“The state has a right to do that, I have never questioned that the state has a right to do that," he said. "It is not a constitutional right. The state has the right to pass whatever statutes they have. That's the thing I have said about the activism of the Supreme Court--they are creating rights, and it should be left up to the people to decide."
Santorum said he also opposes the Supreme Court's 2003 Lawrence v. Texas decision striking down a ban on sodomy in Texas and 13 other states. Even though he would not personally vote for a ban on sodomy, he said, he thinks states should legally be able to pass them, because sodomy is not a constitutionally protected right.
"I thought that law was an improper law ... but that doesn't mean the state doesn’t have a right to do that," he said.
Disdain for the Supreme Court is becoming a common thread among the GOP candidates. Rick Perry once slammed the Lawrence decision, describing it as the work of "nine oligarchs in robes," although he forgot what the case was about when a reporter asked him about it in Iowa last week. Newt Gingrich recently said he would ignore Supreme Court rulings he dislikes and impeach those judges that make what he believes are "anti-American decisions." Ron Paul has said he would leave many issues to the states, including abortion, same-sex marriage and religion, and frontrunner Mitt Romney agrees that states should have the right to ban abortion.
The political impact of allowing state legislatures to make decisions on social issues such as birth control, abortion and sex acts could be massive. In 2011 alone, state GOP lawmakers introduced 600 bills restricting abortion and passed a record 91 of those bills, and five states placed new restrictions on access to birth control and family planning. The 24 states that passed abortion restrictions stopped short of banning abortion entirely, only because they would face lengthy court battles if they passed bills that fly in the face of Supreme Court precedents preventing states from placing an "undue burden" on a woman's ability to seek an abortion.
For instance, the courts blocked Kansas from passing a law that would have shut down all three abortion clinics in the state, and prevented Nevada from putting a fetal personhood measure on the state ballot that would have banned abortion and certain kinds of birth control. Judges in three states -- Indiana, North Carolina and Kansas -- blocked the enforcement of laws defunding Planned Parenthood this year, unanimously ruling that state governments may not punish a particular health provider for offering abortion services.
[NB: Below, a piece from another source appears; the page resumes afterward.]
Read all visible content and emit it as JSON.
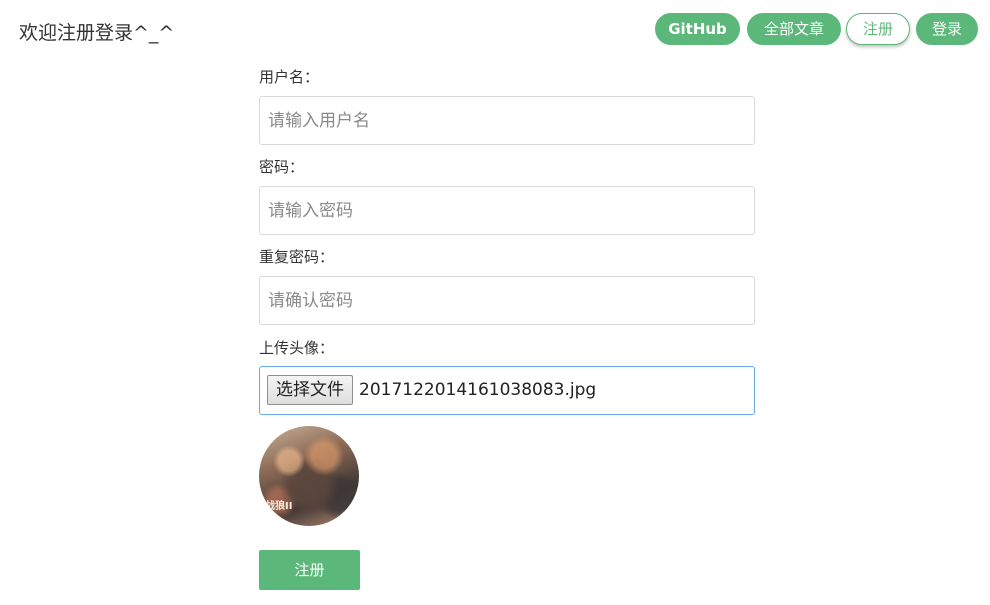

The courts will be powerless to block those kinds of laws from going into effect if the GOP candidates have their way, and states would have the power to ban abortion, sodomy, birth control, gay marriage and whatever else a majority of state lawmakers morally oppose. Women and same-sex couples in socially conservative states would be out of luck.
But Santorum says if people have a problem with the laws in their state, they can just take their frustration to the voting booth.
"You shouldn’t create constitutional rights when states do dumb things," he told Tapper. "You should let the people decide if the states are doing dumb things, get rid of the legislature and replace them."
In the states that might vote to do this, are their policemen posted in every bedroom?